Most people choose conservative investments that carry low risk and reasonable returns. These returns beat out inflation by a few points, though they’re highly unlikely to earn their owners any substantial amounts of money. However, a small portion of investors – both business- and personal-use investors – turn to alternative asset management companies to generate higher returns on their investments, though they often tote along larger risks than their safer, more boring counterparts.
Fortress Investment Group is an alternative asset management firm based in New York City that helps roughly 2,000 individuals and businesses earn extraordinarily high returns without having to invest in instruments that aren’t likely to yield anything of value – take junk bonds, for example. The company was created in 1998 by a trio of business partners: Wesley “Wes” Edens, Robert “Rob” Kauffman, and Randal “Randy” Nardone.
Fortress Investment Group currently has about $40 billion of assets under management that its 1,800-odd investors trust with the firm. Just last year – in July 2017 – Fortress Investment Group was bought out by an international business conglomerate that doesn’t often invest in opportunities outside of technology and the World Wide Web.
SoftBank Group Corporation bought out Fortress Investment Group for this simple reason

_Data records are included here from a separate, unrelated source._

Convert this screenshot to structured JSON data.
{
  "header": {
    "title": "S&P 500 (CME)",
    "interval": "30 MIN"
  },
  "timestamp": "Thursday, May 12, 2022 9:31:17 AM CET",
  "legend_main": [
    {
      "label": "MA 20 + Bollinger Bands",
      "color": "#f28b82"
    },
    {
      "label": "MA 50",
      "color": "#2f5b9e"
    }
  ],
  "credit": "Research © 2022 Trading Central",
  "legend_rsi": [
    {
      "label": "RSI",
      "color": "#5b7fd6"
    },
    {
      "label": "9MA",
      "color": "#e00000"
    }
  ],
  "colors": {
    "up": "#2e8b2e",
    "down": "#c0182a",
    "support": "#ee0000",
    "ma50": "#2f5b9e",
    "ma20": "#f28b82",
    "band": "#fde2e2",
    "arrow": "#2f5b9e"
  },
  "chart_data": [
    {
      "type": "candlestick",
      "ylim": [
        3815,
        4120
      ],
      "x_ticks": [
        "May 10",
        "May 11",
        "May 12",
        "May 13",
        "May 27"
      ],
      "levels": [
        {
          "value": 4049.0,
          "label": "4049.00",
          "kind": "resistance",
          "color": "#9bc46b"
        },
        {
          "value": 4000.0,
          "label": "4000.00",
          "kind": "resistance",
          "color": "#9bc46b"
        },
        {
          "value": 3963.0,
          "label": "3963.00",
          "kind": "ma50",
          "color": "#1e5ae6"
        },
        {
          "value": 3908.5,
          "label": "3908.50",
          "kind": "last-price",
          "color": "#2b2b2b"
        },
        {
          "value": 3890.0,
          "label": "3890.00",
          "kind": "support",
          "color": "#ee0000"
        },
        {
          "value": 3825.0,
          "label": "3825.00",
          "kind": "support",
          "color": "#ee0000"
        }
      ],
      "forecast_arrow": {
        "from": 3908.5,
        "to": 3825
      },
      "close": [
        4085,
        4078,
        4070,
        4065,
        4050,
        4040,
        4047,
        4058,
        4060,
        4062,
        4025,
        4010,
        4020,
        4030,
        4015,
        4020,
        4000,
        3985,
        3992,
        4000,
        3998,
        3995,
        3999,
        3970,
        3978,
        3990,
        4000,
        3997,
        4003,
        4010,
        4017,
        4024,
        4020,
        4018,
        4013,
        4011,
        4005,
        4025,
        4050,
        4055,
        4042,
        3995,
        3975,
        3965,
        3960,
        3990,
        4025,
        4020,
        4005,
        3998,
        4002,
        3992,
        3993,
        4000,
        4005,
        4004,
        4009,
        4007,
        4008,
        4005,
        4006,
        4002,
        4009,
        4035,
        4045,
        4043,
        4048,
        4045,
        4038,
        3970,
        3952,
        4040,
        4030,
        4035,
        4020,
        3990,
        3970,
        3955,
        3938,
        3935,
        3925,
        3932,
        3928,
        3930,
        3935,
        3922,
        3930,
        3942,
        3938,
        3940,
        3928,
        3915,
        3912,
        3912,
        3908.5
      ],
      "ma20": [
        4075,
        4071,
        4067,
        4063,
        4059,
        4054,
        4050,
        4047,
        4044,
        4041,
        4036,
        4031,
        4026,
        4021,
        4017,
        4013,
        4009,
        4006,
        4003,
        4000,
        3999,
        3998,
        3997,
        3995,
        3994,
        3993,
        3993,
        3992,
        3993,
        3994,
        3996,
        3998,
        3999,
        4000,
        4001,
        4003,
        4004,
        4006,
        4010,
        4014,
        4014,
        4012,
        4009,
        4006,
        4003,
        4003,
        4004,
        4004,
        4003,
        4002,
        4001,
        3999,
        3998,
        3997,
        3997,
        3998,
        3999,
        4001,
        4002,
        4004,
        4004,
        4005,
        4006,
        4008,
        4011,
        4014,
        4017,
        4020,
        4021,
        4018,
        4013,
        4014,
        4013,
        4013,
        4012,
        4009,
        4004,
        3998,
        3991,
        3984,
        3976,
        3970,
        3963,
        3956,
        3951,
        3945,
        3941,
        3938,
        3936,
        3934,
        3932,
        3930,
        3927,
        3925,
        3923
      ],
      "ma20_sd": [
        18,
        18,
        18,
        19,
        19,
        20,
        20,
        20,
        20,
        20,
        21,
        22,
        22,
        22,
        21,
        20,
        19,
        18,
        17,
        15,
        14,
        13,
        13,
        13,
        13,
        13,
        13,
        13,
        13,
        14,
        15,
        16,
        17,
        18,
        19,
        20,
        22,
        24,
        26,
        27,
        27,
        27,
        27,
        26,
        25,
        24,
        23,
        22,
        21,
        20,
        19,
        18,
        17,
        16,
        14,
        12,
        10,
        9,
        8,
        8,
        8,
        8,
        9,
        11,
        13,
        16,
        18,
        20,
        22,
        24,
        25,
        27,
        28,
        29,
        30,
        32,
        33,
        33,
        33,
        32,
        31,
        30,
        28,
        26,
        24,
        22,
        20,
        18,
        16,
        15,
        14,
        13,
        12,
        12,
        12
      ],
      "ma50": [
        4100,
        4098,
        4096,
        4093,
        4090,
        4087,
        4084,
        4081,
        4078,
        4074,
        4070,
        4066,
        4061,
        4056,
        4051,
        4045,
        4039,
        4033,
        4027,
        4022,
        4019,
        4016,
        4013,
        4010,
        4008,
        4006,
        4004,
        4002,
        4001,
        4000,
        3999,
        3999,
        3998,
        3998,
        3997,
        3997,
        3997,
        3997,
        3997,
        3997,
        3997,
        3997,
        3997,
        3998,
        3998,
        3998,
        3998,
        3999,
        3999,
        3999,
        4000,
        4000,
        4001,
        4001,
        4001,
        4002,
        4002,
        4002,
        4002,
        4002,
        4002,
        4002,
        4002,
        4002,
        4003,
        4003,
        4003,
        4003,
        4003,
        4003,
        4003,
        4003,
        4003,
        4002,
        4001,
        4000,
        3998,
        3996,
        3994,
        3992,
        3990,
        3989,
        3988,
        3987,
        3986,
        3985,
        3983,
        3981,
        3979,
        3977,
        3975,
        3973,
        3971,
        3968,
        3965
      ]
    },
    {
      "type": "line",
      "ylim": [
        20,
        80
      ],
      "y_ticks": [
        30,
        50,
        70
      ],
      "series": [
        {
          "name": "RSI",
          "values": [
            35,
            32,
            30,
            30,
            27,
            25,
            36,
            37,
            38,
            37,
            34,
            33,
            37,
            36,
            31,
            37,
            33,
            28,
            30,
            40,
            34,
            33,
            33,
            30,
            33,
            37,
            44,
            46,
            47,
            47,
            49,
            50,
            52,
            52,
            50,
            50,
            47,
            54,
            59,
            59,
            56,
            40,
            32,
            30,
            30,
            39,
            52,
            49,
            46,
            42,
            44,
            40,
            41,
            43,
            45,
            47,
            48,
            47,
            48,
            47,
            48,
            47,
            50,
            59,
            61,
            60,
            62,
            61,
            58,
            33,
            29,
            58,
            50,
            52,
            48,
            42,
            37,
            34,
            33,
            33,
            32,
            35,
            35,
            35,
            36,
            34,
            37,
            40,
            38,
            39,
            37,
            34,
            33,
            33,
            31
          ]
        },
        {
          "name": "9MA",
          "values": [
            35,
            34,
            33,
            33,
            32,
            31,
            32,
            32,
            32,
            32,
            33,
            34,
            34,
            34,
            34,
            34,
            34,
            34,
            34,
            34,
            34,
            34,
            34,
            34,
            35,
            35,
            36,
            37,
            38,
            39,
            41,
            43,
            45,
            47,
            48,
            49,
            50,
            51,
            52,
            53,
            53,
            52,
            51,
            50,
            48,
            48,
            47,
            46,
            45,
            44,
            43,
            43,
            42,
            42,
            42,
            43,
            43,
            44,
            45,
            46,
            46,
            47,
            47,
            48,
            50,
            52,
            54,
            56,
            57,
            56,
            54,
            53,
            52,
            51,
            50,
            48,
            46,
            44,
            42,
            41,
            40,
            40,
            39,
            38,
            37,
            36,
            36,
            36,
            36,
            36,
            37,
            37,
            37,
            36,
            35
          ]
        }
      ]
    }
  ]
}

SoftBank of Japan gave $3.3 billion to the owners of Fortress in July 2017. SoftBank forked over roughly 40 percentage points’ worth of premium on its share prices at the time, effectively paying shareholders roughly $8 per share due to the transfer of ownership.
Here’s why SoftBank bought Fortress Investment Group – because it showed promise, for one, and the two companies agreed that Fortress would be run independently of SoftBank, a move that cut the number of employees who would have to work on nothing but the management of Fortress to zero.